“New York has its own brand of mischief that’s more lethal than other states,” says Ken Boehm of the National Legal and Policy Center. “When millions of dollars are being sent to non-existent organizations, clearly there’s a problem.”
Unlike every other state, New York allows legislators to set up their own non-profits and then steer taxpayer money to those same organizations. So, as will happen, many state and city lawmakers have done just that. “Like DC,” Boehm says, “New York allows earmarks cloaked in secrecy.”
No one knows anything. As NLPC exposed last Sunday, a charity with which Rep. Gregory Meeks (D-NY) is deeply involved, can’t account for funds raised for Hurricane Katrina victims. According to a front-page New York Post story today, Meeks claims the money was used “to help displaced evacuees,” but neither he nor anyone else involved with group can or will say how.
The contoversy over Meeks’ group, called New Direction Local Development Corporation, is fuel for the firestorm surrounding the awarding by New York Governor David Paterson of a lucrative gambling franchise to Aqueduct Entertainment Group (AEG) in which former Rep. Floyd Flake is an “investor.” Days later, Paterson met with Flake to discuss his support for Paterson’s re-election campaign. According to the Post:
Floyd Flake is extremely valuable to AEG because of his political clout in both Queens and New York state," said Ken Boehm, chairman of National Legal and Policy Center, a government watchdog group. "Now he appears to be dangling his support for the governor until AEG's bid is fully approved."

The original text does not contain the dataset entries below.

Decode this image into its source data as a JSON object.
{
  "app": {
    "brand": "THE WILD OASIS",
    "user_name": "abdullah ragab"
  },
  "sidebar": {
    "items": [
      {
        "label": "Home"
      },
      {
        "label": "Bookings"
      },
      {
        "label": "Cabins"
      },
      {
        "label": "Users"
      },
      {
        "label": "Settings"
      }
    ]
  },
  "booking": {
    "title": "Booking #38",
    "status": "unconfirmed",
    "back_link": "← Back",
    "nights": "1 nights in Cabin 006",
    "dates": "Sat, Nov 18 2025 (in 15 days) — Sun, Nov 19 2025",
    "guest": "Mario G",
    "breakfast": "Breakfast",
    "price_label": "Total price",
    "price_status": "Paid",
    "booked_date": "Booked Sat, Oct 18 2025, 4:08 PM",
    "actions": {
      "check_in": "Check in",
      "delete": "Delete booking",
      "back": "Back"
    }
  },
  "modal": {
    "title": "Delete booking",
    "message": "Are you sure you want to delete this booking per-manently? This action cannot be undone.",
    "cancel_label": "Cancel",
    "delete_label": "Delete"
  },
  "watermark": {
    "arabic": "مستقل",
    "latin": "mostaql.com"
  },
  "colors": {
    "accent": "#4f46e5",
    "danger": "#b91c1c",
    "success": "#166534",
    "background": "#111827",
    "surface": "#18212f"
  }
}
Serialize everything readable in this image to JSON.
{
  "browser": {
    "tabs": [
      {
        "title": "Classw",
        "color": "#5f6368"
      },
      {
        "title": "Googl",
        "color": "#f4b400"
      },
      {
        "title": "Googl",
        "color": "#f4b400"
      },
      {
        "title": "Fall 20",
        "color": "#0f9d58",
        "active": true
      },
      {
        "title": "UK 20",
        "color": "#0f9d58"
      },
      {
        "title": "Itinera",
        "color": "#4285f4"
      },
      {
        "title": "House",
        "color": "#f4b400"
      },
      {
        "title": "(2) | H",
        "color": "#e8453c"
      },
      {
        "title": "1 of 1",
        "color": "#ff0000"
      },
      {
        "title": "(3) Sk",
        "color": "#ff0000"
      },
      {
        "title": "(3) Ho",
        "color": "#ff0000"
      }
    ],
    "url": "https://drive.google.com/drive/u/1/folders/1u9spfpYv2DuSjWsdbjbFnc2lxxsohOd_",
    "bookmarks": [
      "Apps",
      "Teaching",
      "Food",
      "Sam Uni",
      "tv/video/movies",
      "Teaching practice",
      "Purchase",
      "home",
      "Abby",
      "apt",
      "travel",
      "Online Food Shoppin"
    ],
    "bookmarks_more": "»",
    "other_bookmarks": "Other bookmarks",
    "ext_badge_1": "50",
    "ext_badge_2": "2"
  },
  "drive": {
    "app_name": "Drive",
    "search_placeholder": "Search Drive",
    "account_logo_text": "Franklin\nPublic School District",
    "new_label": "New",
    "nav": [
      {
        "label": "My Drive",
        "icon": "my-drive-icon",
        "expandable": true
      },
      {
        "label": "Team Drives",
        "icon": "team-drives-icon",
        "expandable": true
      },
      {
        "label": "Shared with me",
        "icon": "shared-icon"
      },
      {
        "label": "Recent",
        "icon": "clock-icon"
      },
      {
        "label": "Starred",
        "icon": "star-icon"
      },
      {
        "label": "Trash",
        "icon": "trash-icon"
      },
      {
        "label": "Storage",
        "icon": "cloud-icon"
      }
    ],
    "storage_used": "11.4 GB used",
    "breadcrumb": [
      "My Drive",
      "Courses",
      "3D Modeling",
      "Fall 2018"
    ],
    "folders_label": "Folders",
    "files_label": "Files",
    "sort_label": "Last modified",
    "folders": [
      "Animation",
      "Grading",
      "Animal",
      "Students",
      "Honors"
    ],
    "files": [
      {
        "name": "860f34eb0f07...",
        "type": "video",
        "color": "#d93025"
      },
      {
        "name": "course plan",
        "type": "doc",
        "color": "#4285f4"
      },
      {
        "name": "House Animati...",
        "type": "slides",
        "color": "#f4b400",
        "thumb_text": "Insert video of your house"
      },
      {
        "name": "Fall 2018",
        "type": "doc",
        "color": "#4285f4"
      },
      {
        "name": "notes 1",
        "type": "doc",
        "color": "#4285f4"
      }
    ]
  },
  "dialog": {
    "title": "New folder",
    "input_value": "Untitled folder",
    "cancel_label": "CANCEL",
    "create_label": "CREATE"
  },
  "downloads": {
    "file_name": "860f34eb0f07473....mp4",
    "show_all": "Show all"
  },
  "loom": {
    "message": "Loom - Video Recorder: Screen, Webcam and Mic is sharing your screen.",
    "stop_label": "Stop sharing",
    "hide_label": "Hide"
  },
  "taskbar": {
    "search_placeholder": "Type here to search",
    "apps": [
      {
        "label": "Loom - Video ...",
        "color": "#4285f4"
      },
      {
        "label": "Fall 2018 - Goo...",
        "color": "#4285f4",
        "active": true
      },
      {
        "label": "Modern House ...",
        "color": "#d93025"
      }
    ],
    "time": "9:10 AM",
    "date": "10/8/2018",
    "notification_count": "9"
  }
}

Well, it didn’t take long. Danny Hakim of the New York Timesreports today:
Three days after awarding a lucrative state contract to a company connected to the Rev. Floyd H. Flake, one of New York’s most influential black pastors, Gov. David A. Paterson summoned Mr. Flake to his Harlem office Monday morning and sounded him out about his political support.
On Friday, New York state awarded a franchise for video gaming machines at Aqueduct racetrack to something called the Aqueduct Entertainment Group (AEG), which will pay the state hundreds of millions for the opportunity. Making the pitch for AEG was Flake, who while a member of Congress in the nineties, faced serious ethics charges.
Two of Flake’s close associates and protégés are Rep. Gregory Meeks and state Senator Malcolm Smith. As we exposed on Sunday, Meeks and Smith are deeply involved in a nonprofit called the New Direction Local Development Corporation that appears to function as their slush fund.
Rep. Gregory Meeks (D-NY), already under scrutiny for his relationship with Ponzi billionaire Allen Stanford, is deeply involved with a nonprofit group in Queens, New York called New Direction Local Development Corporation. Our review of IRS tax returns, New York state budget records, and other documents suggests that New Direction does little development. Instead, it appears to operate to the benefit of Meeks and a state Senator named Malcolm Smith, and much of the money it has raised is simply unaccounted for.
New Direction has received at least $56,500 in New York state taxpayer funds since 2001, at the direction of Smith in the form of “member items,” the state equivalent of an earmark. The group’s largest donation of $250,000 came in 2004 from a company called International Airport Centers, which successfully sought permission to build an airport cargo facility near JFK airport in their districts. New Direction also collected thousands of dollars for Hurricane Katrina victims.